Liam Neeson (Cold Pursuit) is a genre unto himself at this point. Because of that, you know this genre and you know this plot. Which doesn’t make it unwatchable, but it isn’t the adrenaline rush of, say, the Taken movies. Director and co-writer Mark Williams (Ozark) tries to elevate the tale of corruption, love, and honor through the relationships. But, frankly, the most impressive part of the movie is how it makes the five main characters (and one minor) feel like a whole world. I think maybe one other actor outside of these says any line at all over the 90 minutes.
Kate Walsh (Umbrella Academy) plays opposite Neeson, and does it with a backbone, which was appreciated as she’s the only woman in the movie. Jeffrey Donovan (Burn Notice) and Robert Patrick make a solid OG FBI team. Donovan, in particular, plays against type in some nice ways. And Anthony Ramos (Godzilla: King of Monsters) at least tries to infuse his (slightly insultingly) stock character with some depth. But Jai Courtney (Terminator: Genisys) is just a stock character with no depth and without even the depth of clever evil that makes him interesting to follow or to bring down. He’s just a frat-boy punk in a suit.

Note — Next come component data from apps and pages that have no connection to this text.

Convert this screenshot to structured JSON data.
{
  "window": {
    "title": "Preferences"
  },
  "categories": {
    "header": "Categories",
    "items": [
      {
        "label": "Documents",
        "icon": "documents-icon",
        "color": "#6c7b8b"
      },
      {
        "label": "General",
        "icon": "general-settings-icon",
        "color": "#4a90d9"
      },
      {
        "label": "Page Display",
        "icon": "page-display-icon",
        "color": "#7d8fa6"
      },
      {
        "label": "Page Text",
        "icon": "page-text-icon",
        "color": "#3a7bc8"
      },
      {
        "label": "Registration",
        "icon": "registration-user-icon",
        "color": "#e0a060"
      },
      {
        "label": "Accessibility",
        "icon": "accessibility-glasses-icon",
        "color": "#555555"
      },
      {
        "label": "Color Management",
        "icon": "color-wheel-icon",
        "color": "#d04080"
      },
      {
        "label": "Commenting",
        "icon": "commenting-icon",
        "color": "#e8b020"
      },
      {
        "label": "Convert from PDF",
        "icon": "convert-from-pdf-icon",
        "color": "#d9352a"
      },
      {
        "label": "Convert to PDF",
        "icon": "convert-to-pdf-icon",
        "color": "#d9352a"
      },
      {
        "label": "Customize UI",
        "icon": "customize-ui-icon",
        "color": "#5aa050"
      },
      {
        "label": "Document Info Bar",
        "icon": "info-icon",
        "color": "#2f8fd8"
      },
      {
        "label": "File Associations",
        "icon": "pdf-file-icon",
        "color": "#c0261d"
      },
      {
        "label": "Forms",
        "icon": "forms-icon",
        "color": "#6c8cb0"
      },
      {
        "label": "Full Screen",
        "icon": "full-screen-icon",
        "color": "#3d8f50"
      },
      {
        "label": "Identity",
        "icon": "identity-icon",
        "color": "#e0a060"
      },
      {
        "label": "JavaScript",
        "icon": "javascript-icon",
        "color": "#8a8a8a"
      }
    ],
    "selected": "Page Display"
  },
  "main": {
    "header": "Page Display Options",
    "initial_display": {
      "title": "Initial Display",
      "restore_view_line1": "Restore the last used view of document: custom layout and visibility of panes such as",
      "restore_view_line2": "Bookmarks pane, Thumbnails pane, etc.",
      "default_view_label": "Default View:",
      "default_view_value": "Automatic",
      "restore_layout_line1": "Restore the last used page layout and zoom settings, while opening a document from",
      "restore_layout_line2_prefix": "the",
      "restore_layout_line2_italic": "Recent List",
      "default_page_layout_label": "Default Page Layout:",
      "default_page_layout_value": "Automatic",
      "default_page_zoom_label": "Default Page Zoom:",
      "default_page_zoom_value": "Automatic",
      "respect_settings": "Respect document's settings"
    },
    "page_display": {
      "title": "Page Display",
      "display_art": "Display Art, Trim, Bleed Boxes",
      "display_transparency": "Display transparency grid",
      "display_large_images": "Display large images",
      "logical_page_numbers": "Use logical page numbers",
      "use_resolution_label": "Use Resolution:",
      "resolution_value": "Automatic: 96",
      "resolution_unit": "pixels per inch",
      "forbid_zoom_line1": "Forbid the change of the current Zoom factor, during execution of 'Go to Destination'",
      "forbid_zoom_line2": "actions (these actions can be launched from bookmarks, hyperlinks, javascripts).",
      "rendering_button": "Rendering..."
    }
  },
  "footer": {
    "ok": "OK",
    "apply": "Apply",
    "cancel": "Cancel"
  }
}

Basically, for a 90 minute distraction, it isn’t awful. For a movie, it’s marginal at best. Even for a Liam Neeson actioner, it’s marginal. As the actor ages, there is less and less he can do for those scenes. He’s slowly becoming like Edward Woodward’s The Equalizer. And there’s nothing really wrong with that, but this is a transition film between those extremes, and isn’t quite comfortable in either. On the up side, there is clever enough story to give some tired tropes a nice polish.